- Big Data, Digitization, and Social Change (Opening Statement) by Jeffrey Johnson, Peter Denning, David Sousa-Rodrigues, Kemal A. Delic
- Big Data and the Attention Economy by Bernardo A. Huberman
- Big Data for Social Science Research by Mark Birkin
- Technology and Business Challenges of Big Data in the Digital Economy by Dave Penkler
- High Performance Synthetic Information Environments: An integrating architecture in the age of pervasive data and computing By Christopher L. Barrett, Jeffery Johnson, and Madhav Marathe
- Developing an Open Source "Big Data" Cognitive Computing Platform by Michael Kowolenko and Mladen Vouk
- When Good Machine Learning Leads to Bad Cyber Security by Tegjyot Singh Sethi and Mehmed Kantardzic
- Corporate Security is a Big Data Problem by Louisa Saunier and Kemal Delic
- Big Data: Business, technology, education, and science by Jeffrey Johnson, Luca Tesei, Marco Piangerelli, Emanuela Merelli, Riccardo Paci, Nenad Stojanovic, Paulo Leitão, José Barbosa, and Marco Amador
- Big Data or Big Brother?

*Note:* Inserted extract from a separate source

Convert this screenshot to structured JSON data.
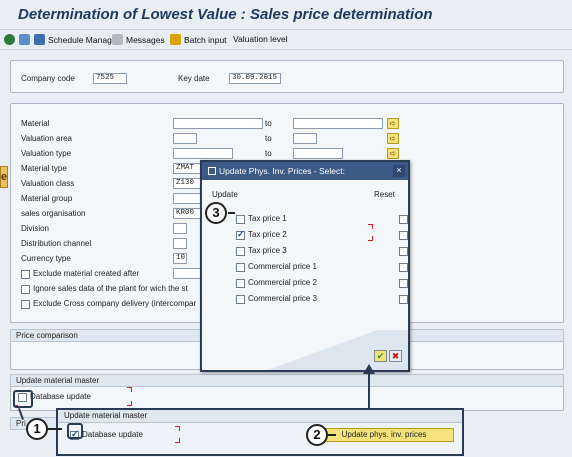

That is the question now (Closing Statement) by Jeffrey Johnson, Peter Denning, David Sousa-Rodrigues, Kemal A. Delic